Softly Softly Catchee Monkeyposted Mar 03 2010 · No Comments
My fellow monkeys,
Woohoo, here’s some new music! “Softly Softly Catchee Monkey: an über-acoustic, inter-album EP, made for primates, by primates,” has been released! Produced by Neil Shah and featuring Massimo Majorana on drums and percussion, it’s been a whole lot of fun to record this three-song acoustic project and release it as something a little different in between full-length albums. It’s now available on iTunes and the usual online retailers. Click here for more details.
A word about the title:
Softly Softly Catchee Monkey is an expression I first heard used by my dad as I was growing up – I have some vague recollection of hearing him say it during a chess match when I was a kid (nerd alert!). Bemused by the absurdity of the phrase, I would shake my head at its use (it’s not unusual to hear it in New Zealand), but began to understand that the phrase was used to indicate a cunning, patient and determined tactic. I’m going to simplify here, because I’ve heard variations on the same theme (even the phrase itself alternatively appears as “Slowly Slowly”, rather than “Softly Softly”), but the origins can be found in a strategy used to catch monkeys in the wild – namely a stealthy, measured and persistent approach.
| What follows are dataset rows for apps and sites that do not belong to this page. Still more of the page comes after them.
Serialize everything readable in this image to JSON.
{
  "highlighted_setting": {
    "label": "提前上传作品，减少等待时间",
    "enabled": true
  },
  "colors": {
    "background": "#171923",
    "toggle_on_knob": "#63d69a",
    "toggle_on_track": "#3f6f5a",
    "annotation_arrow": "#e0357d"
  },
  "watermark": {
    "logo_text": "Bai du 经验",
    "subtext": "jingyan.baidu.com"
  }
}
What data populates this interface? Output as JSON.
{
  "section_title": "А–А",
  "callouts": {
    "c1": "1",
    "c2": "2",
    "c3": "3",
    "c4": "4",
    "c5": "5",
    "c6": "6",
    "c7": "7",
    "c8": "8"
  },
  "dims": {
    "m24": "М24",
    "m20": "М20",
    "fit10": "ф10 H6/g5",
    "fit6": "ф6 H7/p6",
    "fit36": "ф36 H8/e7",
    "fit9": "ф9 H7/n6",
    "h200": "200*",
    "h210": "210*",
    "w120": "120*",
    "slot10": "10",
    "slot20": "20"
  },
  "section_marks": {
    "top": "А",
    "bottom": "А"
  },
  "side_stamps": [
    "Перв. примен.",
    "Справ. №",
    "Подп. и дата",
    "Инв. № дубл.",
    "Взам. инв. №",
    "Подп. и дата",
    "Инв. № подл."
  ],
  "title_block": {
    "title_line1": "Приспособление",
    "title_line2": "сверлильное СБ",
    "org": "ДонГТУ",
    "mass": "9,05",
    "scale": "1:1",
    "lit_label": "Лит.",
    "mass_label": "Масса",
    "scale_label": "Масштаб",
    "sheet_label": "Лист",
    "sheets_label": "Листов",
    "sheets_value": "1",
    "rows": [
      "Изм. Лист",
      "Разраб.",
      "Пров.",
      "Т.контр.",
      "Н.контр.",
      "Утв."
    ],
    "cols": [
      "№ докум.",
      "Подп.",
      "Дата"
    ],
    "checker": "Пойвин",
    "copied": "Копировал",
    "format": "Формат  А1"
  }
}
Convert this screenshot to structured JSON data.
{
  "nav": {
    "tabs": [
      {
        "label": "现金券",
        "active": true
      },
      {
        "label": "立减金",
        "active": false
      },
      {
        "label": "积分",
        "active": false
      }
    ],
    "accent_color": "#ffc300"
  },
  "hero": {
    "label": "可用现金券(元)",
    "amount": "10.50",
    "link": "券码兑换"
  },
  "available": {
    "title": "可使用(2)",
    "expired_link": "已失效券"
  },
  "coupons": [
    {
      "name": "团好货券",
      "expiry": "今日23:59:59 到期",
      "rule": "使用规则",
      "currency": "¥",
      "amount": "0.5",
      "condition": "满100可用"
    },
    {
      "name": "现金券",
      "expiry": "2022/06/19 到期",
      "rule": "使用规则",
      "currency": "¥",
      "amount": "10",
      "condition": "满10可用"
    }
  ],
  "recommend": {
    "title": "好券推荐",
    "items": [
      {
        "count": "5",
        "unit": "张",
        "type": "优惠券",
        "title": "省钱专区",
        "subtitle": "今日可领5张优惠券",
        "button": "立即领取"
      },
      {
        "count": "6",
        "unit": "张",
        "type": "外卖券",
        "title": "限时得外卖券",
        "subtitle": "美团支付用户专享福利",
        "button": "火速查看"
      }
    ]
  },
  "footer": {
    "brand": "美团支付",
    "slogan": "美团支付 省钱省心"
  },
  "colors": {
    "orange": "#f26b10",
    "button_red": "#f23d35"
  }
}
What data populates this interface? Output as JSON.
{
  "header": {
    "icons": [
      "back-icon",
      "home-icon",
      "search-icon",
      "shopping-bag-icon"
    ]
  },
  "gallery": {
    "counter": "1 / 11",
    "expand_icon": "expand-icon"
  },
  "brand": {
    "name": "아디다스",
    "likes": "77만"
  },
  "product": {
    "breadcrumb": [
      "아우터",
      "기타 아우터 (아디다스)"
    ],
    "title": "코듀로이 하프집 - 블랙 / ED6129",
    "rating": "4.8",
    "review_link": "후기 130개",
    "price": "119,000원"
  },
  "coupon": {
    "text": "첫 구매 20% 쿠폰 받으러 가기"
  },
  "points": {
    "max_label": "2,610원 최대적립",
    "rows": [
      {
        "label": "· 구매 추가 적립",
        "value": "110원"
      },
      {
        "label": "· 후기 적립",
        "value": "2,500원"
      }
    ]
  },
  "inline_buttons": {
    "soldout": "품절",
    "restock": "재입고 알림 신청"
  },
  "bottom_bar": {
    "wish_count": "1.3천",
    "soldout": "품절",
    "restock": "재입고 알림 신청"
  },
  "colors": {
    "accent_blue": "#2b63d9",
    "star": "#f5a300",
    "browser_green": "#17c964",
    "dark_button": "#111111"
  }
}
When I began playing some unplugged duo shows with Neil Shah in New York, I joked one day about our acoustic renditions of the ALL or NOTHING songs being “Softly Softly Catchee Monkey” versions, for no other reason than we were playing them quieter and more softly than usual. The name stuck. When our enjoyment of the stripped-back versions of the songs led to the recording of new songs for this EP, and the time came to choose a title, it struck me that not only did Softly Softly Catchee Monkey make musical sense, but it also encapsulated an underlying theme of the songs.
It sometimes seems that the journey of self-discovery is a little like catching monkeys in the wild – no sooner has a layer of self-deception been dispensed with, than another appears, in the same way that a monkey will dart off just as the would-be catcher is certain that the game is over. There’s always more waiting to be revealed, and the further one goes, the more the mystery deepens.
I wrote No Solid Ground during a time of being frustrated with my tendency to chase after some idea of perfection, and in doing so, miss the perfection that was already here. And that pretty much sums up the title for me: hunting for something that can’t be grasped, held or contained, and so missing it again and again between glimpses and near misses. Until, finally, the hunt is abandoned, only to reveal that damned little monkey laughing and pointing from a nearby tree, having all the while been following close behind.